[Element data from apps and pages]
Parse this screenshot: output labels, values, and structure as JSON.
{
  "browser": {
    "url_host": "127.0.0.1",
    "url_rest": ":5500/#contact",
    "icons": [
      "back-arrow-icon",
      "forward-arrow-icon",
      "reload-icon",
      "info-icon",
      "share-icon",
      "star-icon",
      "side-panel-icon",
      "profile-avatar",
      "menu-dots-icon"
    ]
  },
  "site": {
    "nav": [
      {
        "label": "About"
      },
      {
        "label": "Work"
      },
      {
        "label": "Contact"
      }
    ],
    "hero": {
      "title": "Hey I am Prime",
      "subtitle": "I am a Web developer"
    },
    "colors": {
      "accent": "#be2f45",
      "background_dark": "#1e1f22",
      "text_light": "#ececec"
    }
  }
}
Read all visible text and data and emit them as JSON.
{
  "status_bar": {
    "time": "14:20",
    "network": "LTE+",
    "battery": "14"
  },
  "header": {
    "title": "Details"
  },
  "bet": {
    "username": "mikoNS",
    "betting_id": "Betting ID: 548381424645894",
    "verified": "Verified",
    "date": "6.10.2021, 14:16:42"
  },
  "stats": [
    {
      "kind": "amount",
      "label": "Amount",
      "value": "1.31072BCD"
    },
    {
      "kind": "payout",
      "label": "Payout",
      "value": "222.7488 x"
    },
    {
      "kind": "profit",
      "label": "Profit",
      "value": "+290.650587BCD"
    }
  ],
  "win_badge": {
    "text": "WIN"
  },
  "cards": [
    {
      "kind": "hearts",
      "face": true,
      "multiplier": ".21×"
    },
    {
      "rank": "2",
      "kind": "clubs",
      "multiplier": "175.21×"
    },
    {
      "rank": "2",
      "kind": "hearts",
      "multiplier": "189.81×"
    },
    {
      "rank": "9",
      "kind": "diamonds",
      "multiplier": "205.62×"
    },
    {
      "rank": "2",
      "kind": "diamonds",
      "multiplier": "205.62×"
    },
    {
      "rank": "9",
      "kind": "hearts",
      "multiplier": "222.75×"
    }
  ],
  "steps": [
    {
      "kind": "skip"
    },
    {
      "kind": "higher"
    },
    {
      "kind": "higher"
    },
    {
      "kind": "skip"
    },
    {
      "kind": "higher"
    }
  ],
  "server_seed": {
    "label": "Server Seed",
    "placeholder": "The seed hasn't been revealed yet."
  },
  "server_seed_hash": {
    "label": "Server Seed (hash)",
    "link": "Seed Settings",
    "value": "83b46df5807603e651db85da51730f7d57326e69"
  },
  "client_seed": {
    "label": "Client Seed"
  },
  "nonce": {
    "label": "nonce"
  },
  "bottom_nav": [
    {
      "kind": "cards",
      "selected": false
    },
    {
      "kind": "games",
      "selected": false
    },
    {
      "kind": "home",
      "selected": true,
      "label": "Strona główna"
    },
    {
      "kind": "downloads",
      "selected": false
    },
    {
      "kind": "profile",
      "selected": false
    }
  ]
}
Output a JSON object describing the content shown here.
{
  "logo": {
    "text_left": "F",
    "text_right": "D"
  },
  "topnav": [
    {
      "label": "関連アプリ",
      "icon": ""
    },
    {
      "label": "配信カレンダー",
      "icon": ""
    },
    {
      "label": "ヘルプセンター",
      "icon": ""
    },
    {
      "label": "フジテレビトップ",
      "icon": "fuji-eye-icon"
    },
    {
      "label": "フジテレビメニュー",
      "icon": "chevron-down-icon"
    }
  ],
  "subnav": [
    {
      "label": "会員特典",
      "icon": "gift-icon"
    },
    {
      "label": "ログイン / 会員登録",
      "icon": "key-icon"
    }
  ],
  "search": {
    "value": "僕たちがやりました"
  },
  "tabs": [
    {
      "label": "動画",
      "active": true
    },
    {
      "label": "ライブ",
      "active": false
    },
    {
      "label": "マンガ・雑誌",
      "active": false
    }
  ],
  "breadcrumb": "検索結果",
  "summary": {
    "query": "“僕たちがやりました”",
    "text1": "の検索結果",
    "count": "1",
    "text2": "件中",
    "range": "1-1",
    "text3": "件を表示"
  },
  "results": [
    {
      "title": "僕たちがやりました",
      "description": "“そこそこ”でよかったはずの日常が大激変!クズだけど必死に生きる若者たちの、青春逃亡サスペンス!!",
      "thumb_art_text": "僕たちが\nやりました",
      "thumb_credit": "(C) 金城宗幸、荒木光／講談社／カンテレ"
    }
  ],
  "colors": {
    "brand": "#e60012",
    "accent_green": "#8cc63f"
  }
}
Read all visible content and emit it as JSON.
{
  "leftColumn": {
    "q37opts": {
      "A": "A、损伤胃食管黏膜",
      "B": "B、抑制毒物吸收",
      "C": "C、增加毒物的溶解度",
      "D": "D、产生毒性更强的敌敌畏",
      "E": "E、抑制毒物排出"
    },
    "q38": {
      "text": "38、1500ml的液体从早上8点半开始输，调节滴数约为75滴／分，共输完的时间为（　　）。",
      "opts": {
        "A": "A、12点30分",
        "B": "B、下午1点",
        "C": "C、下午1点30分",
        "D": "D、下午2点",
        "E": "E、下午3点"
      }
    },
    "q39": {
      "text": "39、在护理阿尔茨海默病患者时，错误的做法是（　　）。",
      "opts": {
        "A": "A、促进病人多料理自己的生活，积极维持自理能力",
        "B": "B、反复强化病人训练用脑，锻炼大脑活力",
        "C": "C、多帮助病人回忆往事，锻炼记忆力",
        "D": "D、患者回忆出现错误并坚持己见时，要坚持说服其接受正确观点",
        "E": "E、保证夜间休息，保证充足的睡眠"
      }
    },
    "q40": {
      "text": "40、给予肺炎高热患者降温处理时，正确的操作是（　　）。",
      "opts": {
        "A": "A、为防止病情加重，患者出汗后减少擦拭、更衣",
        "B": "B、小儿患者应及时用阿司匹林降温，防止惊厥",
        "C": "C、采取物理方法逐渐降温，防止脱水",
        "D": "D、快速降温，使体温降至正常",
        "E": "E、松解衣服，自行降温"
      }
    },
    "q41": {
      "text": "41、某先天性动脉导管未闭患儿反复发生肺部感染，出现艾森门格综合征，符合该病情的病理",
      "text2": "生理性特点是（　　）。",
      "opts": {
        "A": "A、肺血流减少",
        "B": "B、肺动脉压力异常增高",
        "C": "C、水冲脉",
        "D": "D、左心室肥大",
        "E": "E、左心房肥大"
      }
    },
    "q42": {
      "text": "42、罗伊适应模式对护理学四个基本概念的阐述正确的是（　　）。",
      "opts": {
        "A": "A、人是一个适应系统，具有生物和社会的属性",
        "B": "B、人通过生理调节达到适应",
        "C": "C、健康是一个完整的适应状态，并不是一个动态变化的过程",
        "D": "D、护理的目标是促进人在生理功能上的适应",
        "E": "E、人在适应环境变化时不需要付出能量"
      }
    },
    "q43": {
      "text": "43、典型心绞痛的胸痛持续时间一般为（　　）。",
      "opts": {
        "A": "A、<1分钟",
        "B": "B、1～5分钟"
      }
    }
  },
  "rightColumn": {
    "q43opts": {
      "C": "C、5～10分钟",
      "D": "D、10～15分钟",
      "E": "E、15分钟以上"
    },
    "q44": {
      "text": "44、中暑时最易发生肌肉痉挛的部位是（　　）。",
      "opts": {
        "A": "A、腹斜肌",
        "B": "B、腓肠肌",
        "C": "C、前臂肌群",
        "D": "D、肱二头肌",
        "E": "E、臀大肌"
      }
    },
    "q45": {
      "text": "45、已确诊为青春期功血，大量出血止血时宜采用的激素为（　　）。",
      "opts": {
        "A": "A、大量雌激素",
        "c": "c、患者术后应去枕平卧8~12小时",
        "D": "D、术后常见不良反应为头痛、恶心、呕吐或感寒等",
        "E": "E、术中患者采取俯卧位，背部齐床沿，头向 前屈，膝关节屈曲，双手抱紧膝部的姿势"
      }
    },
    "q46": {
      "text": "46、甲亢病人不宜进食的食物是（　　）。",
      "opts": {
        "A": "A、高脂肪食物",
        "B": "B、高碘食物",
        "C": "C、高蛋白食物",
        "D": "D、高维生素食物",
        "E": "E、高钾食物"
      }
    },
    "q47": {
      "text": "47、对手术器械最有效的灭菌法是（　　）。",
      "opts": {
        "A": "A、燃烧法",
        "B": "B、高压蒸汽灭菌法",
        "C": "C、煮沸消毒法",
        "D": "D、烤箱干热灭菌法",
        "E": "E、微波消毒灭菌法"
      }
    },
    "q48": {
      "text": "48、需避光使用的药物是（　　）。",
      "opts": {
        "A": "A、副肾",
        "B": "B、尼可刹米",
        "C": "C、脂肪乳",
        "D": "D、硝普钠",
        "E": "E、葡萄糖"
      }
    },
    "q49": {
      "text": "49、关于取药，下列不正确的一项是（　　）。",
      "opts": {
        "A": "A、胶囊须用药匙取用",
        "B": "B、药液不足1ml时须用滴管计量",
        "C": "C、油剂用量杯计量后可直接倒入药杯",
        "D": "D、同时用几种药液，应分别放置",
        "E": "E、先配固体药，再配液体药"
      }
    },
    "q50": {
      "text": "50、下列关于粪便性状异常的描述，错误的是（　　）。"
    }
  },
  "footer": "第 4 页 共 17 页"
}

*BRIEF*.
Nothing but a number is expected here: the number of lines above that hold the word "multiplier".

*RESPONSE AREA*.
6